In December, NBC News/Wall Street Journal found half of Americans rejecting private accounts, with just 38% in favor. This question asked specifically whether it was a good or bad idea to change the Social Security system by introducing private accounts. It also does not specify whether workers could contribute all, or just part, of their Social Security contributions to private accounts. The three questions in which majorities backed private accounts made clear that workers would contribute only a portion of their Social Security payments — five percent in the Fox poll and “some” contributions in the Washington Post/ABC News poll — to private accounts.
The Post/ABC News survey suggests that opinion on private accounts has not changed in recent years. Currently, a narrow majority (53%) favor a plan allowing people to invest some contributions in private accounts; that is the same result the Post/ABC poll found in March 2001.
Surveys that mention possible tradeoffs involved in the creation of private accounts — market risk or potentially lower guaranteed benefits in Social Security — yield divergent results. The Washington Post/ABC News survey, which raised the possibility that benefits could rise or fall with changes in the market, found a 55% majority in support of private accounts. But other polls, with different wording, show significantly less support. Pew asked respondents whether it was more important to retain a Social Security program with a guaranteed monthly benefit or to let younger workers invest in private accounts, possibly raising or lowering benefits. Under that scenario, just 29% said they preferred private accounts.
Another approach used by pollsters is to ask a general question about private accounts and then follow up by asking supporters of that idea about possible negative consequences that might arise from such a program. In this month’s Los Angeles Times survey, the number favoring private accounts dropped from 42% to 23% when supporters were asked if they still backed the program if it meant a reduction in the guaranteed Social Security benefit. The New York Times/CBS News survey showed an even bigger drop-off in support with a follow-up suggesting that guaranteed benefits could be reduced by as much as a third. And none of the recent polls on Social Security have probed opponents of private accounts with arguments in favor of the proposal.
In addition, because the debate over Social Security has been driven by the president’s proposal for private accounts, most recent polls have focused more on this alternative than on other options for bolstering Social Security. In past years, pollsters have asked about private accounts as one of many possible changes in Social Security. In May 2002, Bloomberg News found that private accounts drew more support (48% in favor) than increasing the payroll tax (39%), investing funds from the Social Security trust fund in stocks (33%), and raising the retirement age for full Social Security benefits (21%).
A 1999 survey on Social Security, conducted jointly by National Public Radio, the Kaiser Family Foundation and the Kennedy School of Government, asked about 10 different options for dealing with the program’s future financial problems. The leading alternatives were allowing people to set up individual investment accounts with a portion of their Social Security payments (65% support), and increasing taxes on Social Security benefits for those earning more than $75,000 a year (64%).

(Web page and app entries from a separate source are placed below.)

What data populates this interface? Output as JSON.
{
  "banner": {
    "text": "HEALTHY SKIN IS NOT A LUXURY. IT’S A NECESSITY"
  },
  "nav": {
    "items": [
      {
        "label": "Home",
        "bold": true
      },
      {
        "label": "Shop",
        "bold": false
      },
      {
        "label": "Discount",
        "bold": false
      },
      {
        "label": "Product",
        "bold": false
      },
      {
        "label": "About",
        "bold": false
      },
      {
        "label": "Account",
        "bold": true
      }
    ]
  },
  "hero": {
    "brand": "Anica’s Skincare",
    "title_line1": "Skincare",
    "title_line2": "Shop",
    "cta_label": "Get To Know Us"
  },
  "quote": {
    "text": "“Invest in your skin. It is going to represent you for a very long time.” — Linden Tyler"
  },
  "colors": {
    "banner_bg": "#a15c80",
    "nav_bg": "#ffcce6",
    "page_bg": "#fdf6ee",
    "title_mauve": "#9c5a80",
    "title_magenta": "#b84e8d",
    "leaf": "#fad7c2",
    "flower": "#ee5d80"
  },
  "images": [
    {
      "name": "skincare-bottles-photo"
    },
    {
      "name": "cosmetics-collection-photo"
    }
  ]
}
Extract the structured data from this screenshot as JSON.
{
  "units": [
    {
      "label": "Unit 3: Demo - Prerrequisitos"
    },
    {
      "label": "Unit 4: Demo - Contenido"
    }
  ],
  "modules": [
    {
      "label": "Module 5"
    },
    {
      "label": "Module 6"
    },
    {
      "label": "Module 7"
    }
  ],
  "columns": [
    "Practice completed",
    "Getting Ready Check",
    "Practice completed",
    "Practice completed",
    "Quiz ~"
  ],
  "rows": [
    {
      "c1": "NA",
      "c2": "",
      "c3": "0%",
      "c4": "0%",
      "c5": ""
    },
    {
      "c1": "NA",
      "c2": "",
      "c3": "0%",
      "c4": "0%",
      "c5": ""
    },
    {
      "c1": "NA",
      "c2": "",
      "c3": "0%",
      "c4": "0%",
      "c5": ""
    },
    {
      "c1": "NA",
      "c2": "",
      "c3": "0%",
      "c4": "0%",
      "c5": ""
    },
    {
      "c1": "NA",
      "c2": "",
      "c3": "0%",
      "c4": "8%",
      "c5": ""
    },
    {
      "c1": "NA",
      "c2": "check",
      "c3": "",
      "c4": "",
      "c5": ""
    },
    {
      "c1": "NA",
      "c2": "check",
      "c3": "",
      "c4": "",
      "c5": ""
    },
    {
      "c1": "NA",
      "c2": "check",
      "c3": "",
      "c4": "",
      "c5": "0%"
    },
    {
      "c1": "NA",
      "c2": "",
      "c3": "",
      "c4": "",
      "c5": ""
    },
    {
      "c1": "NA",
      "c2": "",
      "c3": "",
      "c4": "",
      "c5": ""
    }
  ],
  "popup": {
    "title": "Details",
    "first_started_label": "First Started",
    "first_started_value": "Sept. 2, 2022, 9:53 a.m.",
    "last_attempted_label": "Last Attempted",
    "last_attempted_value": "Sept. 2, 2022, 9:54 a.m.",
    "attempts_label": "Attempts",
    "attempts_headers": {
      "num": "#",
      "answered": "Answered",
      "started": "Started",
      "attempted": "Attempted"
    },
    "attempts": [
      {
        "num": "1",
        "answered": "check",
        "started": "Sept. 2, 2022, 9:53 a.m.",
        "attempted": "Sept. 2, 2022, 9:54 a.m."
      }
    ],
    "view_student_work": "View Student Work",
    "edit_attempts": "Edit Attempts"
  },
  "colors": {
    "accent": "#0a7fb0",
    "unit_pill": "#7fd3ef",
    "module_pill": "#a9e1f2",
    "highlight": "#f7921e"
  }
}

Finally, while public attention to the Social Security debate has been modest, there is no doubt of the importance the public places on the long-term health of the system. Securing Social Security trailed only defending the U.S. against terrorism and improving the economy, and was comparable to education, jobs and Medicare, in Pew’s January poll on public policy priorities.